Cumulus Networks Backs Voyager Open Optical

Laserblue

By: R. Scott Raynovich

At the Open Computing Project (OCP) 2018 conference this week much of the focus from a networking perspective will be on the progress being made on Voyager, an open packet optical transport system developed by Facebook that combines Layer 2 and 3 networking in a single box.

Cumulus Networks at OCP will be demonstrating an instance of its network operating system running on Voyager during the OCP conference that just went into trials. The goal is to make Cumulus Linux generally available in June.

The goal is to substantially reduce the cost of data center to data center networking that requires optical transports, says Ami Badani, vice president of marketing for Cumulus Networks.
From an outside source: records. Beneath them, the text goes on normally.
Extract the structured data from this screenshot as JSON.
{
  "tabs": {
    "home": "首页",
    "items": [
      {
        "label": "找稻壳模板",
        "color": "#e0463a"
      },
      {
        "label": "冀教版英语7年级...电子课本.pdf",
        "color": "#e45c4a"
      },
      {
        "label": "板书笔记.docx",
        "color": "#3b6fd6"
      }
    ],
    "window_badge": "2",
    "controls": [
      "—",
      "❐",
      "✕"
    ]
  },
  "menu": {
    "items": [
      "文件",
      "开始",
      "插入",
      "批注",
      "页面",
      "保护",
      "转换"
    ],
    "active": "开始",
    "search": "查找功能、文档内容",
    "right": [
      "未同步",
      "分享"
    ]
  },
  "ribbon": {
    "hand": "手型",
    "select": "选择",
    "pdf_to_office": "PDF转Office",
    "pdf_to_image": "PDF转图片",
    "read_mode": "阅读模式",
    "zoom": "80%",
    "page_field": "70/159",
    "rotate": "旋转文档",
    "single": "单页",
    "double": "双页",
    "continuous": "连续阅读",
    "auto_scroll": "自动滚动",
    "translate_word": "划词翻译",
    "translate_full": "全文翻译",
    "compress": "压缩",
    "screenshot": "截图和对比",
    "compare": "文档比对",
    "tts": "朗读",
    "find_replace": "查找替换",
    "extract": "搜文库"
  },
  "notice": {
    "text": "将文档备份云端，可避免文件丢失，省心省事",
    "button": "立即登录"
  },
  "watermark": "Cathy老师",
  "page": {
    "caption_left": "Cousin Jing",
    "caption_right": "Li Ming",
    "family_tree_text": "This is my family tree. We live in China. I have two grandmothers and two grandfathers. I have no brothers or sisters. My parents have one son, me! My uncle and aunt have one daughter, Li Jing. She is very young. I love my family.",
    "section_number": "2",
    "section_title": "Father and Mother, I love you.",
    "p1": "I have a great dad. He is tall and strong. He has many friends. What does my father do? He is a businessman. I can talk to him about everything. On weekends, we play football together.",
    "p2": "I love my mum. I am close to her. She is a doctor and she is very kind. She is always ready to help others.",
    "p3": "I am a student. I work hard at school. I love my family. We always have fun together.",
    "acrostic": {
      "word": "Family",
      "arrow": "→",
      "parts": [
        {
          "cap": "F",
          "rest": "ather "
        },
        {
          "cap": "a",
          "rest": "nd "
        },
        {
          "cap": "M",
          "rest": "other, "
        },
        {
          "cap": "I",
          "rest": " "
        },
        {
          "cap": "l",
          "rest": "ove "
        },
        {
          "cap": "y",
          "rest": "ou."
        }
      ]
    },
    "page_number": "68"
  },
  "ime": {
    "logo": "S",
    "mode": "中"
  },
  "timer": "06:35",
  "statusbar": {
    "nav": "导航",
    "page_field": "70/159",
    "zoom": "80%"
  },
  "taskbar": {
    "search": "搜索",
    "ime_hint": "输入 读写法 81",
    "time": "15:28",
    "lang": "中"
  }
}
“Most of the interest in Voyager is coming from universities and service providers,” says Badani.

Access to the trial is being provided via ADVA, a technology partner of Cumulus Network. Organizations participating in the trials include Vodafone; NYSERNet and Internet2, non-profit research and education networks in the U.S.; GRnet, a national research and education network in Greece; and CESNET, an operator of national e-infrastructure for science, research, development, and education based in Czech Republic.

Badani says the savings generated by Voyager go well beyond reducing proprietary Layer 2 and Layer 3 networking hardware. The operational costs associated with managing a single integrated optical transport system should be much less as well.

It may take a while before Voyager becomes widely deployed. But it’s apparent that there is a significant potential to flatten the networking infrastructure at a time when cloud computing is driving an increased need for networking services spanning multiple data centers, which is clearly a challenge Facebook is trying to solve to deliver web and mobile applications on a global basis.

Less clear is to what degree the availability of Voyager will force providers of existing optical transport systems to reevaluate their own networking architectures. While there is an opportunity to lower costs by integrating Layer 2 and 3 networking services, different teams with organizations typically manage those services. That in turn creates a significant amount of political inertia because neither team wants to cede control of a fiefdom. It’s usually not until theses teams are unified that organizations gain the political will to adopt a different approach to delivering network services. Of course, in some organizations the need to deliver network services at scale has already forced the issue.